A couple of years ago we brought in a dwarf cichlid that I had never seen before, Nannacara anomala also known as the Golden Eye Cichlid. They were still pretty small and colorless, but when I looked them up I saw the stunning coloration that they got,. Their small max size prompted me to buy a few. I took home two females and a male to go into my 40 gallon community tank. They quickly became my favorite of all the dwarf cichlids. Not only do they get fantastic coloration; they stay relatively small, and are one of the most peaceful cichlids.
Nannacara anomala are native to Guyana and Suriname (most in the aquarium trade are bred in Europe) so they do best in softer, acidic water, but can handle a slightly alkaline environment. A minimum tank size of 20 gallons with ample plants and driftwood will help create a suitable home for these little guys. They are very peaceful, unless they are spawning, so they can be kept with other peaceful community fish. Top dwelling dither fish such as White Clouds, Danio choprae, and Marble Hatchets are best due to the potential for aggression when spawning, but be sure to have a tight fitting lid.
Nannacara anomala are pretty easy to sexually distinguish. As Golden Eye Cichlids mature the males develop a bright blue coloration that rivals even the Electric Blue Acara. The females get a deep orange-red similar to that of some Apistogramma species, and are equally as stunning as the males. On a darker substrate the males will have a darker gray-black body, while on a lighter substrate they will have a tan body. I kept mine on black sand, which really made the blue pop on the darker body.
Breeding Nannacara anomalas can be done with relative ease. Just having a male and female together in a set-up as described above will most likely lead to them breeding. When I had mine in my 40 gallon community tank, it was a matter of waiting for the fish to grow and mature and they were breeding. The females get aggressive when spawning, especially with one another if you have multiple in a tank. A harem of females with one male will have the best results, but should be done in a much larger tank with at least 48”x12” of footprint.

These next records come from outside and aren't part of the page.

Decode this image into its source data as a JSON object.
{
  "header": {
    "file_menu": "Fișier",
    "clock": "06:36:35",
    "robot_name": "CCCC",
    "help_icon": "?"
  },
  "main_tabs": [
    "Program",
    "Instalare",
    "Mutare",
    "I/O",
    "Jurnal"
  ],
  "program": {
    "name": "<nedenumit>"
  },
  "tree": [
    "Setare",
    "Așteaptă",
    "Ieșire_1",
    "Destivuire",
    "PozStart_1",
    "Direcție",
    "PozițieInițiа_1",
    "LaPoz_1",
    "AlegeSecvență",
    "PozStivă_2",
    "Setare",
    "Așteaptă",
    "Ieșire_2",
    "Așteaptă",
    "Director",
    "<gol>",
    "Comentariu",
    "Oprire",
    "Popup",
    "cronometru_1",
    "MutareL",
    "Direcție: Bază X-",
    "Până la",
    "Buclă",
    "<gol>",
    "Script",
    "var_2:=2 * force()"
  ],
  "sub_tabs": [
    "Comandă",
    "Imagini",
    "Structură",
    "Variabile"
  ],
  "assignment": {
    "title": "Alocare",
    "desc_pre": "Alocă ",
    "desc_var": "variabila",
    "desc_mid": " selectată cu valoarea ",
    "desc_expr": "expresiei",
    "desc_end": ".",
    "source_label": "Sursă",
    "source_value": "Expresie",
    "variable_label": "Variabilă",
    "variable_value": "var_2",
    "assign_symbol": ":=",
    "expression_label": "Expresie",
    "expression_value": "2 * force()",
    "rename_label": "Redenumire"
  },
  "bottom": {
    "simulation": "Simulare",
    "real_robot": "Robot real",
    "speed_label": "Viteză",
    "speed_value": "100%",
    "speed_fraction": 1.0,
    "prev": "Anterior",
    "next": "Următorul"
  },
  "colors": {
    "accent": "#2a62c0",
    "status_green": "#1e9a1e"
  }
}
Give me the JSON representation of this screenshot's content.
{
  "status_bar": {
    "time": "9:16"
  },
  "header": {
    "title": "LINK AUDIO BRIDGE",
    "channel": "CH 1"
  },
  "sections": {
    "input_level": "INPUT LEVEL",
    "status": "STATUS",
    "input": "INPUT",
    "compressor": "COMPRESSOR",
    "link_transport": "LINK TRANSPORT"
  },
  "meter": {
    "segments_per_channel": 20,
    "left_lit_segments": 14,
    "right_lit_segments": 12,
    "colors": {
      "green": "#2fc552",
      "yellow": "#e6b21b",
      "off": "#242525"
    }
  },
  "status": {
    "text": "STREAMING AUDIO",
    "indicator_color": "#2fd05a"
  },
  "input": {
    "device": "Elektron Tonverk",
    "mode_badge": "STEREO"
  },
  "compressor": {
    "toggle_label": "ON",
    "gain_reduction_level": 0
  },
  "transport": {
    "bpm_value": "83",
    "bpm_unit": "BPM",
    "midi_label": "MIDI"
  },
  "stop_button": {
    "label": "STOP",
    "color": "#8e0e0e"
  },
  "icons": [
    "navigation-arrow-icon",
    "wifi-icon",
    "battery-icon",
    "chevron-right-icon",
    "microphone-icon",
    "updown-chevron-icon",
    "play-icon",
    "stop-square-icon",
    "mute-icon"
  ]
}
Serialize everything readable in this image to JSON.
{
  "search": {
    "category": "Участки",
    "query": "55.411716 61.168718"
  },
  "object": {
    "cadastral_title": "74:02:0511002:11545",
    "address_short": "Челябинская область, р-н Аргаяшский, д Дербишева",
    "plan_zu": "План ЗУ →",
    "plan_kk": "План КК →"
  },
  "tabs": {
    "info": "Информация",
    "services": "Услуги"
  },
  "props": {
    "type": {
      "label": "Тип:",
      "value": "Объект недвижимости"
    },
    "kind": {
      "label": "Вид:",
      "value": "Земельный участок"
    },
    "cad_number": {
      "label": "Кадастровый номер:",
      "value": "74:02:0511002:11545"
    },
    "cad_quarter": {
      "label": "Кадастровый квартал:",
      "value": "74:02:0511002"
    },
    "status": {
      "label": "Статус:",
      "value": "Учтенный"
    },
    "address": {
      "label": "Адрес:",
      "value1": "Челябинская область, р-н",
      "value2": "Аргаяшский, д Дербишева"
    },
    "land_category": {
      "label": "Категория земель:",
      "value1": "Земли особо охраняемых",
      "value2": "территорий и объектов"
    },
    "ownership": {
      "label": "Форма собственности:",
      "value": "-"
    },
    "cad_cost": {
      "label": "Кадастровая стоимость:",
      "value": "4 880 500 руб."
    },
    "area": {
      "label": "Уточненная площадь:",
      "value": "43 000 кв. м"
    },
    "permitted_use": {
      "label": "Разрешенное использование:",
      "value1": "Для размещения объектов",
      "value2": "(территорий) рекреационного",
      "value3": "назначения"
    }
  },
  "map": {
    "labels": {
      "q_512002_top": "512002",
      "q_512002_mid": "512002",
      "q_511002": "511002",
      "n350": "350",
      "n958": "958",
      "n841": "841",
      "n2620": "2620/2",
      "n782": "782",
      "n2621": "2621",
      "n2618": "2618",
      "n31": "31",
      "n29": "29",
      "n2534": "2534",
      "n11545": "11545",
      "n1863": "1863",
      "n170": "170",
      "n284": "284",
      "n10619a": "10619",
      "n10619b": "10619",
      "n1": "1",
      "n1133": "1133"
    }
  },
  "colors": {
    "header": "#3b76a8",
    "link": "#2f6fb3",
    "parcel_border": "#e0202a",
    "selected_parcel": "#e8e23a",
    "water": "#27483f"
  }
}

A proper diet is extremely important for fish. Nannacara anomalas naturally are micropredators, where they forage for worms, bugs, and small crustaceans. In home aquaria their diet should consist mainly of a meaty cichlid pellet, arctic pods, bloodworms, and some vegetable matter to supplement such as spirulina kelp flakes.As Patrick always says “stronger fish leads to a healthier aquarium”, so a food soak is always recommended for pellets and freeze dried foods to help boost their immune system.
If you have any questions regarding Nannacara anomala, please email or call and ask for Brishen!